The result is an exhaustive, 876-page study of Deng’s life that includes his multiple falls from power and his final comeback, when he assumed the top position in 1978; the book offers new details into how Deng pushed aside Mao’s chosen successor, Hua Guofeng.
Mr. Vogel compresses the first 65 years of Deng’s life into 30 pages, offering a sweeping overview of his journey from being the son of a small landlord in Sichuan to his transformation into a Communist revolutionary living in France and Russia, and then on to his role as military commander and, later, Mao’s vice premier.
Deng loosened state controls over the lives of ordinary people, opened the door for Chinese to study overseas and, Mr. Vogel explains, he retreated from Maoist doctrine and Communism without ever really saying so. He lured foreign investors to China and tapped outside expertise to jump-start a largely moribund economy, setting the stage for China’s three-decade-long economic boom.
Much of this happened, Mr. Vogel explains in minute detail, despite stiff opposition from Communist Party elders, some of whom feared the reforms were too aggressive, and others who viewed them as bourgeois liberalization.
Mr. Vogel also writes about Deng’s darker periods, like his role in the “antirightist campaign” during the 1950s, which harshly targeted scientists and intellectuals and set the stage for the Great Leap Forward, which led to mass starvation.
And he makes clear that in June 1989 it was Deng who ordered the military action to end demonstrations in and around Tiananmen Square, a course that led to the deaths of hundreds of people and incited international outrage.
The political scientist Richard Baum, a professor emeritus at University of California, Los Angeles, said the book offered an enormous amount of new material about Deng’s leadership and internal power struggles in China during the ’70s. But he also said that those achievements were mildly diminished by sections that read like “an uncritical paean to Deng’s character.”
Other critics have been harsher, saying some passages read as if they came from Communist Party headquarters.
During an interview Mr. Vogel defended his work. “This is unfair, because in some places I’m very critical,” he said, noting: “A lot of Americans’ view of Deng is so colored by Tiananmen Square. They think it was horrible. I have the same view. But it’s the responsibility of a scholar to have an objective view.”
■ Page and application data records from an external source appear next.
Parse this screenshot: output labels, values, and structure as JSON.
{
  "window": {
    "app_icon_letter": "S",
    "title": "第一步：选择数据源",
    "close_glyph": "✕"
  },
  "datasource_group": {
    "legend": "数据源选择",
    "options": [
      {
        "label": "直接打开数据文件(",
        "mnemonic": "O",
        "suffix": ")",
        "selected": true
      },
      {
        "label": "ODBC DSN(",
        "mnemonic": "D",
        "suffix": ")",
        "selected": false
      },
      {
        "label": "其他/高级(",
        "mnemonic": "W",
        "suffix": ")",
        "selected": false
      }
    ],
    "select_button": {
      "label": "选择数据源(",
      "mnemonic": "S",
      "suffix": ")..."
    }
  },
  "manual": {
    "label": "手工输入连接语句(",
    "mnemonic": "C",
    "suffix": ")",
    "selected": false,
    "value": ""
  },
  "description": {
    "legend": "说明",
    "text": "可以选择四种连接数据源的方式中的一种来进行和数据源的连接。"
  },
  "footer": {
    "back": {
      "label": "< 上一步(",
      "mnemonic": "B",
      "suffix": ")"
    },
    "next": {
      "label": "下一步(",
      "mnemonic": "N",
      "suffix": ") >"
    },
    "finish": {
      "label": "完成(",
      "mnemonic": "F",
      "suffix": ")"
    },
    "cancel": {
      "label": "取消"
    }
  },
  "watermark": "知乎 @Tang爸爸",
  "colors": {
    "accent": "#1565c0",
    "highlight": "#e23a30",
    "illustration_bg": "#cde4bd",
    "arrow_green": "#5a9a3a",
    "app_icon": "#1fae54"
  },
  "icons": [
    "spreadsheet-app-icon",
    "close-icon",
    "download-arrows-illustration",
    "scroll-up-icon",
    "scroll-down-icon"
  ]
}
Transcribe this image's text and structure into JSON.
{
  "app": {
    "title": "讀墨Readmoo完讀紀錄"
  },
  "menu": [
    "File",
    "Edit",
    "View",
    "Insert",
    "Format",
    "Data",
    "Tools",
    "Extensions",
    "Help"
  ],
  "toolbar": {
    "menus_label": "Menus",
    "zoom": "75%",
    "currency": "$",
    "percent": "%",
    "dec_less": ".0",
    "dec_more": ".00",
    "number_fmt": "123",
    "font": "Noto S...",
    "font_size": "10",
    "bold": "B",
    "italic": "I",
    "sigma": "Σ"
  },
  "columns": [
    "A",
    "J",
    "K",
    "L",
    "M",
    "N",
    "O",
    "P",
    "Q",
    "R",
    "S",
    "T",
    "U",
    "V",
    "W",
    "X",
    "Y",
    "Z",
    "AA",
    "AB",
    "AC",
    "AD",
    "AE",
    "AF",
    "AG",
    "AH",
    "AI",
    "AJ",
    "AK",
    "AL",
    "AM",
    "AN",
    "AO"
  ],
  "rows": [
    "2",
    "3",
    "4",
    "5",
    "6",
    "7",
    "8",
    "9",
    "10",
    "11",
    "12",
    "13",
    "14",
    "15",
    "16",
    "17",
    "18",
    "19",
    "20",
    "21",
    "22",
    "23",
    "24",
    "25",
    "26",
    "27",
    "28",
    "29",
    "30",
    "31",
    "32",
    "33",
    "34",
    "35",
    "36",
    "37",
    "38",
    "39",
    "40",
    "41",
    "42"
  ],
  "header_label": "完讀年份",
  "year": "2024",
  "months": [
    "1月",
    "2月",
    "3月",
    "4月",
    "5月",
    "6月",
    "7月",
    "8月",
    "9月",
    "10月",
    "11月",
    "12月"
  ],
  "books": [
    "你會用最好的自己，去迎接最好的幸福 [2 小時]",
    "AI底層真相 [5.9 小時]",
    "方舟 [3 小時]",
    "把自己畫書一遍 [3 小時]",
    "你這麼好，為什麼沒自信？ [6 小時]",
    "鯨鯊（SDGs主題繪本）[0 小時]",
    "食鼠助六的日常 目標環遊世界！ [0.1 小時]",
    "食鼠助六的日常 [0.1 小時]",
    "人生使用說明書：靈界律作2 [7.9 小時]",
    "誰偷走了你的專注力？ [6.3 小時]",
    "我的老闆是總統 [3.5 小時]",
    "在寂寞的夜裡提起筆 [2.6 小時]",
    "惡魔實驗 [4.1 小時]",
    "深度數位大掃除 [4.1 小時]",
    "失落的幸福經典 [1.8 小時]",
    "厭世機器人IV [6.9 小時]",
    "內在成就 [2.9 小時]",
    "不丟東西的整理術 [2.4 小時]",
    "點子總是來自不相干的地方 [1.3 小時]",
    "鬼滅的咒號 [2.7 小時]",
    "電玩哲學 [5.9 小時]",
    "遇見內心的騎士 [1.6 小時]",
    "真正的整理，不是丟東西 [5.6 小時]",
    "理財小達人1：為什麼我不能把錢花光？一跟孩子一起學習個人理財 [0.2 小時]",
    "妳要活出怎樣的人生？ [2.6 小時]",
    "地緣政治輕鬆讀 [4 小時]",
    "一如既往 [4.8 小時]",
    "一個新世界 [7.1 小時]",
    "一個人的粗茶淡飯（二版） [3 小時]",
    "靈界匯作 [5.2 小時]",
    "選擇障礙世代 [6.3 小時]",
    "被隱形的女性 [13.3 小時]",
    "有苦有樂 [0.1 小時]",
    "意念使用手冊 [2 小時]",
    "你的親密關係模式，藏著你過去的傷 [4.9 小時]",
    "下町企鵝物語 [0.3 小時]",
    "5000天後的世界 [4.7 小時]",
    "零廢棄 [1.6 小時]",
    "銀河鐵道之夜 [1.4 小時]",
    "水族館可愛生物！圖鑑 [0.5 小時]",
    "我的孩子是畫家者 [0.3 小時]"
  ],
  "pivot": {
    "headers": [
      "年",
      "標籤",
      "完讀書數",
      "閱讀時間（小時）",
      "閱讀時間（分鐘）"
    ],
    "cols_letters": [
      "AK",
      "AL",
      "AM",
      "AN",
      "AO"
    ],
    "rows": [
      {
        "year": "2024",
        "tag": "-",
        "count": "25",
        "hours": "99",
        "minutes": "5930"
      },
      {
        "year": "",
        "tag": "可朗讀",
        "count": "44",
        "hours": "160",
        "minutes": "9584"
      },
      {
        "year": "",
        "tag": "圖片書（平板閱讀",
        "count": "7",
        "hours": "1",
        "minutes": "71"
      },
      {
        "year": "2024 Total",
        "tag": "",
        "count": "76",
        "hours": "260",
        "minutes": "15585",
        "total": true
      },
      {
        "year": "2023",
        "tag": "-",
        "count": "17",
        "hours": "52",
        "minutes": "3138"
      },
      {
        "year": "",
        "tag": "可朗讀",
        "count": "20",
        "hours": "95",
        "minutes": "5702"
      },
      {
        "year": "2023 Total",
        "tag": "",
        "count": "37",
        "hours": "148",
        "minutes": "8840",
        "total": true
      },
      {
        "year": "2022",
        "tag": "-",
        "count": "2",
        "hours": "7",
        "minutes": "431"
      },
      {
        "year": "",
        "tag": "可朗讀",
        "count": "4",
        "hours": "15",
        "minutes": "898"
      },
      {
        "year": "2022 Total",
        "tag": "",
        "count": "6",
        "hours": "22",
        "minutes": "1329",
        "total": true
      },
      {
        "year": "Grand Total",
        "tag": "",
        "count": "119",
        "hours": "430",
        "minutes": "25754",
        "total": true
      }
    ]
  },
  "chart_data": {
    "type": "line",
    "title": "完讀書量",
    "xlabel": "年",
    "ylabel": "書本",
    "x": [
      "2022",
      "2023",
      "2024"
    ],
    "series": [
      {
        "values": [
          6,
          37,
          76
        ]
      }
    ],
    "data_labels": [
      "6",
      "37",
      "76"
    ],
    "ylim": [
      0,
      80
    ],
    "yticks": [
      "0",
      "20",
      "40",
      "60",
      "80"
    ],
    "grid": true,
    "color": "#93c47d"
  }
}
With this book, Mr. Vogel said he tried to put Deng’s life in context, to show him as a survivor, obsessed with social and political stability and economic progress.
“Who in the 20th century had more influence on more people?” he asked. “He took 300 million people out of poverty. They’d been trying to do it in China for 150 years, and they couldn’t. And he did it.”